## What to work on:
If a line in the entries below contains "this", copy it.

Stored records
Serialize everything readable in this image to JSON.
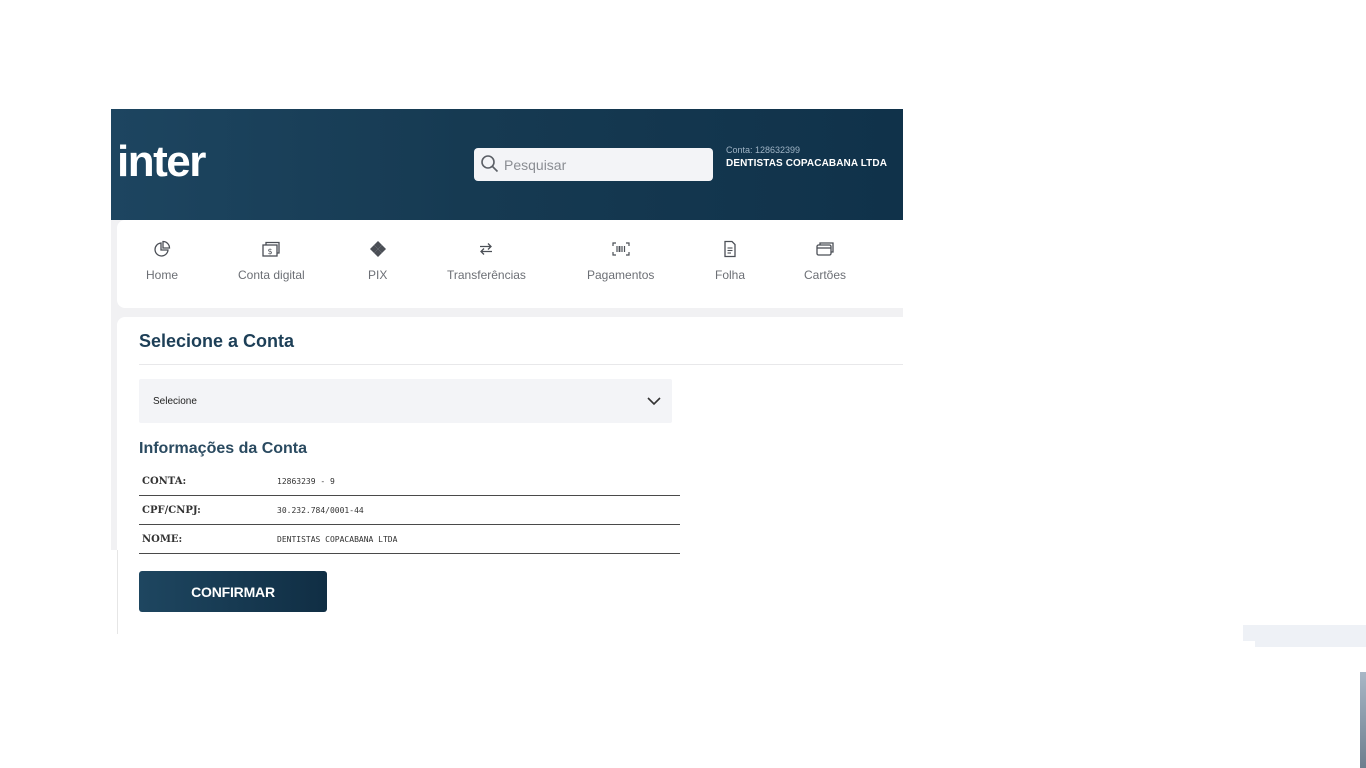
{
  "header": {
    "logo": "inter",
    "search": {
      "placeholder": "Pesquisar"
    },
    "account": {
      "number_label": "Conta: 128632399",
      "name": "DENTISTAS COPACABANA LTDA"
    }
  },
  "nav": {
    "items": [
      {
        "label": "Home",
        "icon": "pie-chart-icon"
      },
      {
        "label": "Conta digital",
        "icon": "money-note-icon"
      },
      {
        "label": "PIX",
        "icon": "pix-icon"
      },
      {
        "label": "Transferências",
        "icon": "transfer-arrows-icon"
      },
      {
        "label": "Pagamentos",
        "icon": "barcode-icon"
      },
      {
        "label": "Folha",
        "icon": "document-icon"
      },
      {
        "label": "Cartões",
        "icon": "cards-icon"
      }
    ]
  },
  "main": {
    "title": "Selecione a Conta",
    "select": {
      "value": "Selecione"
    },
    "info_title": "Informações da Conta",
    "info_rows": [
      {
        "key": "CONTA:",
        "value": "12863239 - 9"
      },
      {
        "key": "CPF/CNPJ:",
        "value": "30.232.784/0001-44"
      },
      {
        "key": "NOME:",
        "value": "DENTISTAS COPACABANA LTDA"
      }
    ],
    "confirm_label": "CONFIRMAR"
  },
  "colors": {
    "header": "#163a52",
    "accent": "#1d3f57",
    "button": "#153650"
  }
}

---

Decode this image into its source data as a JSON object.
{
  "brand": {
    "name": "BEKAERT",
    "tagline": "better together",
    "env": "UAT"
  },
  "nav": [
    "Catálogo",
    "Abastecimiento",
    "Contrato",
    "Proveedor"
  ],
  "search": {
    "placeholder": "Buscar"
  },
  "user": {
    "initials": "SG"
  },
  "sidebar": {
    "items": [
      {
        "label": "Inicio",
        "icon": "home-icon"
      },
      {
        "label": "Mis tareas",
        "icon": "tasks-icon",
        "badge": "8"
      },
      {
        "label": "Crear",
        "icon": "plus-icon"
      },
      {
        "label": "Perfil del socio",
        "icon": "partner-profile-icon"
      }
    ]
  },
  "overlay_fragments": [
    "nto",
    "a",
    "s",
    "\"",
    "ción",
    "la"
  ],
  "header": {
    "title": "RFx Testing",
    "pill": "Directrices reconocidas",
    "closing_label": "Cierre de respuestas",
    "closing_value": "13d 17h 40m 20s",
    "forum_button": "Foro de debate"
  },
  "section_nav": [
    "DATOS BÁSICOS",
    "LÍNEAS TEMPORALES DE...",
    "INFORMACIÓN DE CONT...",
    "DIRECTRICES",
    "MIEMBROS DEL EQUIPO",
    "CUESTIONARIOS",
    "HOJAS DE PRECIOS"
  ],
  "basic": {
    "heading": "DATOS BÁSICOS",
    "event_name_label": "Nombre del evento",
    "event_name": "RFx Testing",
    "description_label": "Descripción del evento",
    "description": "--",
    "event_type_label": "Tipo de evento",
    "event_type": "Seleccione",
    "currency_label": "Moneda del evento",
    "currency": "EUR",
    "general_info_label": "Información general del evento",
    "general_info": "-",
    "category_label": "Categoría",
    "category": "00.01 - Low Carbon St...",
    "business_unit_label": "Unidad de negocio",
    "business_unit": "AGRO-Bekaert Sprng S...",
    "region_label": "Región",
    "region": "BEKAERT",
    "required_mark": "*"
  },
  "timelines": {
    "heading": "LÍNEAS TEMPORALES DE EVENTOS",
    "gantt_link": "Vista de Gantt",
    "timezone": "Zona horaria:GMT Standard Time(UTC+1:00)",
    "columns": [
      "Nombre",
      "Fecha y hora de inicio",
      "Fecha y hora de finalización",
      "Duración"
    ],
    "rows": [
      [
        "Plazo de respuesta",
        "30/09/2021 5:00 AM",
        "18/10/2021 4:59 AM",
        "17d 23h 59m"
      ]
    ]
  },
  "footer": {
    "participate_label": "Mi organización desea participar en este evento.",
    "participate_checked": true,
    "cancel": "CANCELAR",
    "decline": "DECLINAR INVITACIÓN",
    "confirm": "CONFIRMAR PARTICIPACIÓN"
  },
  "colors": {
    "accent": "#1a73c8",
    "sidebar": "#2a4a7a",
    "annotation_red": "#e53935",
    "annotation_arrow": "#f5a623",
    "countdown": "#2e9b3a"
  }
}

## Exercise result:
Serialize everything readable in this image to JSON.
Decode this image into its source data as a JSON object.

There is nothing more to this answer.